### Dataset entries
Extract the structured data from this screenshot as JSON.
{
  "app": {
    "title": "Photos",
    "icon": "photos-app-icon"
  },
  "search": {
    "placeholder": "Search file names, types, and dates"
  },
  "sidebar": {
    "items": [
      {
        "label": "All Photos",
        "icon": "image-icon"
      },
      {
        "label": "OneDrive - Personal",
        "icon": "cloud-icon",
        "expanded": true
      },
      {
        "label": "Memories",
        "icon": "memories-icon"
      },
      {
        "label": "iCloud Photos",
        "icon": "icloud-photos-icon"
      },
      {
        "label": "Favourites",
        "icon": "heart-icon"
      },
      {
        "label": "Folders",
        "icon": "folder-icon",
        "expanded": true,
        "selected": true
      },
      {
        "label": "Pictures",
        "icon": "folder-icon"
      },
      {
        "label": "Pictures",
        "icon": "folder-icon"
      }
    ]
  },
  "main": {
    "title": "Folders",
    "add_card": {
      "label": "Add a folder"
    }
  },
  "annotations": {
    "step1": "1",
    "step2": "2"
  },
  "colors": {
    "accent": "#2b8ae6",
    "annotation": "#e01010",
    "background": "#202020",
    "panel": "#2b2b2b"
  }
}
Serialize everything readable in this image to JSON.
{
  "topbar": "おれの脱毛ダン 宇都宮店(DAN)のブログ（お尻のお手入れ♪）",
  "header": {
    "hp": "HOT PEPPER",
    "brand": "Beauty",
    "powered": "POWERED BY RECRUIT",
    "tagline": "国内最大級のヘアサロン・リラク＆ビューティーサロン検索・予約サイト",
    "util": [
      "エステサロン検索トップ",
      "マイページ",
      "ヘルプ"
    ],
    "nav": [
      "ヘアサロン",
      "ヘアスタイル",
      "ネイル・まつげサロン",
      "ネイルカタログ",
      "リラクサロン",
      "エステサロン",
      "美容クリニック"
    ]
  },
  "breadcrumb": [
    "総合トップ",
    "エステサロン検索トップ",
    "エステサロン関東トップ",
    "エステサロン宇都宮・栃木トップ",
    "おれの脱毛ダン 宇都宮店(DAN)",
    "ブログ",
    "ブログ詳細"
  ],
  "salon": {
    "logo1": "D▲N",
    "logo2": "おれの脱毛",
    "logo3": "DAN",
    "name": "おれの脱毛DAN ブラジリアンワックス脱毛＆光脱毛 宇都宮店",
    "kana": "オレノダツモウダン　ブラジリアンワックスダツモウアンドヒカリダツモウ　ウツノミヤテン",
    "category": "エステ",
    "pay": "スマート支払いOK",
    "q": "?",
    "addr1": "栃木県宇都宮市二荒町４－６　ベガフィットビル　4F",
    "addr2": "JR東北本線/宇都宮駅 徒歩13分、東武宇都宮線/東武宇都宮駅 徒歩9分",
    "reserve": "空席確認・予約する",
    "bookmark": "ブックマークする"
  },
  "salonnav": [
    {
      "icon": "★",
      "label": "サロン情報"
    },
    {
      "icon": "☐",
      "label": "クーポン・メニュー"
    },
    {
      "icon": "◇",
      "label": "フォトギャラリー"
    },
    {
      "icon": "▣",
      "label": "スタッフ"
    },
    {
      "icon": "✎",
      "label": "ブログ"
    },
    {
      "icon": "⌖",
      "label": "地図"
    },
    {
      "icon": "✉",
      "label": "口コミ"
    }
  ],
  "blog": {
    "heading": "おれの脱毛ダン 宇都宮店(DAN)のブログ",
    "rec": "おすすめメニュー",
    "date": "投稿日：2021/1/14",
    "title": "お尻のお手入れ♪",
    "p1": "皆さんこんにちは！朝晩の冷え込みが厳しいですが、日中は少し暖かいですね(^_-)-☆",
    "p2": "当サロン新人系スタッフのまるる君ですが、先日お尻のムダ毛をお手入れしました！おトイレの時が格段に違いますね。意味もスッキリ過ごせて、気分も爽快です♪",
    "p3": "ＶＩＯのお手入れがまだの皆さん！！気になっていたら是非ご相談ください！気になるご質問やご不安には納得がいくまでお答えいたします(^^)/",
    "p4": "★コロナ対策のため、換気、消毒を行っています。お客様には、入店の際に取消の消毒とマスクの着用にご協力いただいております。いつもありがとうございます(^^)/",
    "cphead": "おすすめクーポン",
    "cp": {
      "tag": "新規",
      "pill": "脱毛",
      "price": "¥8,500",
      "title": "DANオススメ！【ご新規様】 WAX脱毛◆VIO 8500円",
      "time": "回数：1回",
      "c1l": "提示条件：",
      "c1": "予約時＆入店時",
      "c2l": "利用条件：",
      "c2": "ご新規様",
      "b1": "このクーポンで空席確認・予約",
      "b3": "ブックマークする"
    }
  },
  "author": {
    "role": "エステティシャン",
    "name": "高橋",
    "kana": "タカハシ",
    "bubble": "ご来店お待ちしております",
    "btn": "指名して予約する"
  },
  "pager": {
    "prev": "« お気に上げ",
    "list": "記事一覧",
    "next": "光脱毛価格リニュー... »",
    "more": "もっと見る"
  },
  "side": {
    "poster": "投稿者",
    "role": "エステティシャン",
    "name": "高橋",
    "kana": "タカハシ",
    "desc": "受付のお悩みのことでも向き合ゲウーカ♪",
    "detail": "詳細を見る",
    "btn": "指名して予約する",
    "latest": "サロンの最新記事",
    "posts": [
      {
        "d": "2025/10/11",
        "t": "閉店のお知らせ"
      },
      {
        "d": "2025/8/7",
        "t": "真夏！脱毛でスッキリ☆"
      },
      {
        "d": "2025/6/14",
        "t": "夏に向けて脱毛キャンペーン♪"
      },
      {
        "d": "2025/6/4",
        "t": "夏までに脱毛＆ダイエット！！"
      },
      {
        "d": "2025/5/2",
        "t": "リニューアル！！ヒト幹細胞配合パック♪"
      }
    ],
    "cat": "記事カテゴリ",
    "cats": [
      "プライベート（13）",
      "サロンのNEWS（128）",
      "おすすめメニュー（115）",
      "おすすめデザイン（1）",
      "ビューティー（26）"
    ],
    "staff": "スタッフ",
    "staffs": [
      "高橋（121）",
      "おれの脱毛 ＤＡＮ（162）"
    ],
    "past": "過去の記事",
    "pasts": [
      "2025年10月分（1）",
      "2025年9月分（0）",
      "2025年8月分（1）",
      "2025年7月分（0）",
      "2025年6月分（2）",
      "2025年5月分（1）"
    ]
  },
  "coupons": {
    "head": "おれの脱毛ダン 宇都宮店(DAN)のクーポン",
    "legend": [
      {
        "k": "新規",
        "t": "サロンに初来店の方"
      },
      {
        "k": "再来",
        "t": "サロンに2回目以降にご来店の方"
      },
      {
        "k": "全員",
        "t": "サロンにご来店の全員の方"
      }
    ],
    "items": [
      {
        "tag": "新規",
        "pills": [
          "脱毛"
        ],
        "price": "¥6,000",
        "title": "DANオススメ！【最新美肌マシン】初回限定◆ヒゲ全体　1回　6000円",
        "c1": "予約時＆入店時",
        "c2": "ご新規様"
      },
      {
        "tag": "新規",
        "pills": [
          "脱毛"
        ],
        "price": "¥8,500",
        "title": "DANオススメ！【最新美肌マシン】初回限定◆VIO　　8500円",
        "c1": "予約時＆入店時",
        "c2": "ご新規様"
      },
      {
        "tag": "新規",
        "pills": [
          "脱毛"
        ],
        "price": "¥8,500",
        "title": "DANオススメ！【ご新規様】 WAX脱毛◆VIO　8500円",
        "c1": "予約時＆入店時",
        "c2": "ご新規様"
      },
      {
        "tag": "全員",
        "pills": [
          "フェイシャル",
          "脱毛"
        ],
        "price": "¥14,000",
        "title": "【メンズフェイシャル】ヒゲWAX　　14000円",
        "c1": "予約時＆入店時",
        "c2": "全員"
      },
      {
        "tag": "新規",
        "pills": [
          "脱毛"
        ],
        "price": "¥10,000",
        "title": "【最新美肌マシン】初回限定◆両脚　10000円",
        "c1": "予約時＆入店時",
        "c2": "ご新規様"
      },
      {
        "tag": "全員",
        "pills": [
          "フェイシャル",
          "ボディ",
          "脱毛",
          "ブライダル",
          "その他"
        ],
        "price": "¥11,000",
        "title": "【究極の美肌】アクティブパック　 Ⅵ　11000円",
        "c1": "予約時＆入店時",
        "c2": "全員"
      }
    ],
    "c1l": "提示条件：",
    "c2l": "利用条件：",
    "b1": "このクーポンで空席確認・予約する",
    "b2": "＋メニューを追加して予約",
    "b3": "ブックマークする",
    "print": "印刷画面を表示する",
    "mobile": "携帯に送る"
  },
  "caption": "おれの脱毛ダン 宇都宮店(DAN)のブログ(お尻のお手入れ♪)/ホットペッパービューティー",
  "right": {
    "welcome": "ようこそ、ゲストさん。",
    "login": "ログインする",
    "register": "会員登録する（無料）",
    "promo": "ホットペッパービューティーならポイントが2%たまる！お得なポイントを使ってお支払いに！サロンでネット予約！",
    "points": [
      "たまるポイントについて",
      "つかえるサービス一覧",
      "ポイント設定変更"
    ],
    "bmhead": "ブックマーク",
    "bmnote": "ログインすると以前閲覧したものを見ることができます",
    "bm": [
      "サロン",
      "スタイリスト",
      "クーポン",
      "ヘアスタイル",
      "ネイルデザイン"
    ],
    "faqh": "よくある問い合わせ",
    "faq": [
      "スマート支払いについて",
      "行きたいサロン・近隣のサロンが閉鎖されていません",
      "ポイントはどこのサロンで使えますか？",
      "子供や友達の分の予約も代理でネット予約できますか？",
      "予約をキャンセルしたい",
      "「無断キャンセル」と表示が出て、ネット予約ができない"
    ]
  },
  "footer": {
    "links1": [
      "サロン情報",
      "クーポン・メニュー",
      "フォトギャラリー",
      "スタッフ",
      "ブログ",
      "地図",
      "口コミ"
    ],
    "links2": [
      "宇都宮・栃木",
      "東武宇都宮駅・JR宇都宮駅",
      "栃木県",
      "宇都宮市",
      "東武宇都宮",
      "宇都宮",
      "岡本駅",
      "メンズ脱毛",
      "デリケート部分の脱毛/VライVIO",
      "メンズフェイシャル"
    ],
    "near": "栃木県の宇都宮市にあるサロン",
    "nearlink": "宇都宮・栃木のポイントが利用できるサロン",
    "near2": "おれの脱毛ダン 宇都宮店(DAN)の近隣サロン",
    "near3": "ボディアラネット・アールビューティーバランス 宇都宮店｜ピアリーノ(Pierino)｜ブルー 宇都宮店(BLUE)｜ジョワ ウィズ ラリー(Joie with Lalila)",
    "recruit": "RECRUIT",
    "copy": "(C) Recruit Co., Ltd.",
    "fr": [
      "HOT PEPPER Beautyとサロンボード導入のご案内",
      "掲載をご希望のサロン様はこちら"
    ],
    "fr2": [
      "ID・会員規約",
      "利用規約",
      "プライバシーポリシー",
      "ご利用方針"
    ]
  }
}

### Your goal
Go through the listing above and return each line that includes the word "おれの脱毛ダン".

### Output for this exercise
  "topbar": "おれの脱毛ダン 宇都宮店(DAN)のブログ（お尻のお手入れ♪）",
    "おれの脱毛ダン 宇都宮店(DAN)",
    "heading": "おれの脱毛ダン 宇都宮店(DAN)のブログ",
    "head": "おれの脱毛ダン 宇都宮店(DAN)のクーポン",
  "caption": "おれの脱毛ダン 宇都宮店(DAN)のブログ(お尻のお手入れ♪)/ホットペッパービューティー",
    "near2": "おれの脱毛ダン 宇都宮店(DAN)の近隣サロン",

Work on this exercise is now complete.